How frequently should you be sending out emails to customers?
How often is too often? That is the question.
The amount of emails that you send to your customers can have a significant impact on your revenue and engagement rates. But it’s not as simple as sending more emails to generate more revenue.
You need to strike a balance between emailing too often and causing fatigue or coming across as spammy and staying top of mind and relevant to your customers. Then again, messaging too little can cause them to forget your altogether. So, what’s the right amount?
In this post,
How frequency impacts engagement and read rate
There is a lot of data available that reveals how people are influenced by the frequency in which companies send email messages. Following are a few studies that show how people react to changes in email frequency.
1. They unsubscribe or mark the email as spam
According to a survey by BlueHornet more than a third of consumers cite frequency as the main reason for unsubscribing from an email newsletter.
What’s more interesting is that almost half (47.1%) of respondents said that they would always or sometimes opt out and receive fewer emails if they had the option rather than unsubscribe.
Another survey done by TechnologyAdvice also showed that the #1 reason people unsubscribe from emails and flag them as spam is because the sender emails too often. Respondents were also asked how marketers could improve their email efforts and, guess what, 43% of respondents said “less frequent emails”.
Lesson: Today is all about sending customers targeted messages that are informative and engaging. So before you send an email, ask yourself if you’re really providing value to customers. If they’ve got nothing to gain from reading your email message, then you can be sure that you won’t benefit from it either.
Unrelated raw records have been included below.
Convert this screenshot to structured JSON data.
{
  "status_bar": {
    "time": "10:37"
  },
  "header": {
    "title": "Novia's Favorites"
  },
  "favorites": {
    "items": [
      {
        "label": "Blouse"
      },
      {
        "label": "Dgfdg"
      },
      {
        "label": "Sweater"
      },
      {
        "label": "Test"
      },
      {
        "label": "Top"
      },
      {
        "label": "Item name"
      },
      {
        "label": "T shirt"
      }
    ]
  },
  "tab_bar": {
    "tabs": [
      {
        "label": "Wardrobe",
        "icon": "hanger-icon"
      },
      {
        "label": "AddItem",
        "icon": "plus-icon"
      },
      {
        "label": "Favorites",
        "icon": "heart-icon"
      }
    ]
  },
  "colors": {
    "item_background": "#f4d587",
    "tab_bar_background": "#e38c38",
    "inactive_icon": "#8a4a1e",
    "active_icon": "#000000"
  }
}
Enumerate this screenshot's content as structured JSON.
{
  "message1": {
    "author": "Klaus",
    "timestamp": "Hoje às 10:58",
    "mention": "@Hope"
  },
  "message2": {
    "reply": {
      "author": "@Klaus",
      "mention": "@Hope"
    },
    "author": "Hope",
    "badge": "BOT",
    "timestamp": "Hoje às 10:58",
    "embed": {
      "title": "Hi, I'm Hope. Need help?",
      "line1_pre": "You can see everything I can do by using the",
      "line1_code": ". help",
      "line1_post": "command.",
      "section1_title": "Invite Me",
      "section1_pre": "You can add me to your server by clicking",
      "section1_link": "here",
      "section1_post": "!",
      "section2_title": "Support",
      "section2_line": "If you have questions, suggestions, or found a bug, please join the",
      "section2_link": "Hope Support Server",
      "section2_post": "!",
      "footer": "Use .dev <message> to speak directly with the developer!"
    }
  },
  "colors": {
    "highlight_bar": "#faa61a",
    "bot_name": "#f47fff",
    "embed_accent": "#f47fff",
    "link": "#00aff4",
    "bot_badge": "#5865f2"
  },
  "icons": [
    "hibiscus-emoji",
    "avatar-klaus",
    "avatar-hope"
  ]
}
2. Engagement drops
A study from MailChimp revealed that there is a negative correlation between frequency and engagement. In other words, companies that send emails more frequently tend to engage less with each campaign.
The study showed that the campaign click rate decreased as email frequency increased, as you can see in the two examples below, which come from two different companies:
Return Path reached the same conclusion, that sending too many emails can lead to a significant drop in open and click-through rates. The charts below are from their ebook, “Frequency Matters: The Keys to Optimizing Email Send Frequency.”
Lesson: Split your mailing list into smaller lists and test your send frequency to figure out what works best for your audience. And remember that getting more opens and clicks without actually getting more revenue doesn’t mean that your campaign is successful. You need to achieve both.
3. You boost both revenue and engagement
This is what every company is looking to achieve. And it’s what happened to UK insurance company Aviva when they switched from mailing once a year to once a month.
- 48% more requested insurance quotes
- 304% more unique clicks
- 45% more email revenue
Why did that happen? Because 1) they increased the email frequency slowly and 2) they actually asked customers what kind of content they’d like to receive from the company. Aviva showed they care and then used that information to deliver the type of content that subscribers were interested in.
Lesson: If you decide to send more emails, make sure they provide value and are relevant to your subscribers.
So how often should you send your emails?
An email frequency analysis from Return Path revealed that six emails per week is the sweet spot send frequency for optimum reader response. This means that users will tolerate up to an average of six messages per week before they start to complain and end the email relationship. But is that really the optimal send frequency for all business, regardless of industry or audience?
Obviously not. You’ll need to test and run experiments on your own to determine how often you should email customers to get the best results.
Here are a few things that will help you decide the optimal send frequency for your business and audience:
Your business/ industry
Each industry has a different optimal frequency. If you’re a plumber, you’ll probably want to send an email once or twice a month. This can be new content that you’re publishing on your blog or a maybe special offer. If you’re a hairstylist, try a weekly email with blog content, videos with tips as well as discounts and special offers.
You should also perform some research into your industry peers to see how often they’re sending emails and then test it out on your customers. Simply subscribe to their email newsletter to get this information.
Test various frequency rates
Come up with a few frequency rates that you’d like to test. For example, if you usually send out two emails per month, pick three different frequency rates like one, three and four times per month to test. Send your emails and see what frequency helps you achieve the best results.
Segment your data
An effective way to ensure you’re hitting the email frequency sweet spot is by splitting your mailing list through segmentation. So split your mailing list into three or four smaller lists and then test email frequency against these lists.
After you’ve sent your email to your mailing lists, make sure you analyse the results. Look at open rates, click-through rates and opt-outs.
This should tell you the ideal email frequency for your email newsletter. You can choose to go with this or continue to test as you go along. Use it to create and send emails to specific segments of your audience and then measure the success of your campaign so you know what works and what needs to be improved.
There’s no concrete answer to how often you should be emailing your subscribers. That’s because email frequency is influenced by a range of factors, including your business, your industry and your subscribers’ behaviour. Send too often and you are likely to annoy recipients, who won’t hesitate to hit the “mark as spam” button. Send too infrequently and you risk losing touch with your subscribers.
The only way to be successful in your email efforts is to test until your arrive at the sweet spot that is unique for your business and audience.